      14: thorough and without qualification; "a clean getaway"; "a
          clean sweep"; "a clean break"
      15: (of a record) having no marks of discredit or offense; "a
          clean voting recor"; "a clean driver's license"
      16: not carrying concealed weapons
      17: free from clumsiness; precisely or deftly executed; "he
          landed a clean left on his opponent's cheek"; "a clean
          throw"; "the neat exactness of the surgeon's knife" [syn:
      18: free of drugs; "after a long dependency on heroin she has
          been clean for 4 years"
      n : a weightlift in which the barbell is lifted to shoulder
          height and then jerked overhead [syn: clean and jerk]
      adv 1: completely; used as intensifiers; "clean forgot the
             appointment"; "I'm plumb (or plum) tuckered out" [syn:
              plumb, plum]
      2: in conformity with the rules or laws and without fraud or
         cheating; "they played fairly" [syn: fairly, fair]
         [ant: unfairly]
      v 1: make clean by removing dirt, filth, or unwanted substances
           from; "Clean the stove!"; "The dentist cleaned my teeth"
           [syn: make clean] [ant: dirty]
      2: remove unwanted substances from, such as feathers or pits;
         "Clean the turkey" [syn: pick]
      3: clean and tidy up the house; "She housecleans every week"
         [syn: houseclean, clean house]
      4: clean one's body or parts thereof, as by washing; "clean up
         before you see your grandparents"; "clean your fingernails
         before dinner" [syn: cleanse]
      5: be cleanable; "This stove cleans easily"
      6: deprive wholly of money in a gambling game, robbery, etc.;
         "The other players cleaned him completely"
      7: remove all contents or possession from, or empty completely;
         "The boys cleaned the sandwich platters"; "The trees were
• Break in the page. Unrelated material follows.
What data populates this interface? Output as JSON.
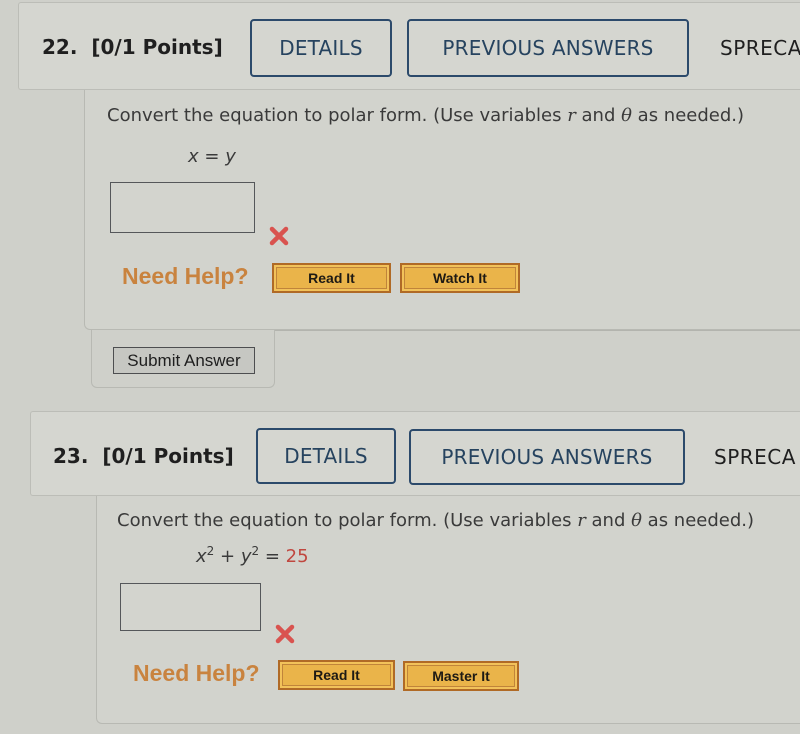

         cleaned of apples by the storm" [syn: strip]
      8: remove while making clean; "Clean the spots off the rug"
      9: remove unwanted substances from [syn: scavenge]
      10: remove shells or husks from; "clean grain before milling it"

From: Easton's 1897 Bible Dictionary

    The various forms of uncleanness according to the Mosaic law are
    enumerated in Lev. 11-15; Num. 19. The division of animals into
    clean and unclean was probably founded on the practice of
    sacrifice. It existed before the Flood (Gen. 7:2). The
    regulations regarding such animals are recorded in Lev. 11 and
    Deut. 14:1-21.
      The Hebrews were prohibited from using as food certain animal
    substances, such as (1) blood; (2) the fat covering the
    intestines, termed the caul; (3) the fat on the intestines,
    called the mesentery; (4) the fat of the kidneys; and (5) the
    fat tail of certain sheep (Ex. 29:13, 22; Lev. 3:4-9; 9:19;
    17:10; 19:26).
      The chief design of these regulations seems to have been to
    establish a system of regimen which would distinguish the Jews
    from all other nations. Regarding the design and the abolition
    of these regulations the reader will find all the details in
    Lev. 20:24-26; Acts 10:9-16; 11:1-10; Heb. 9:9-14.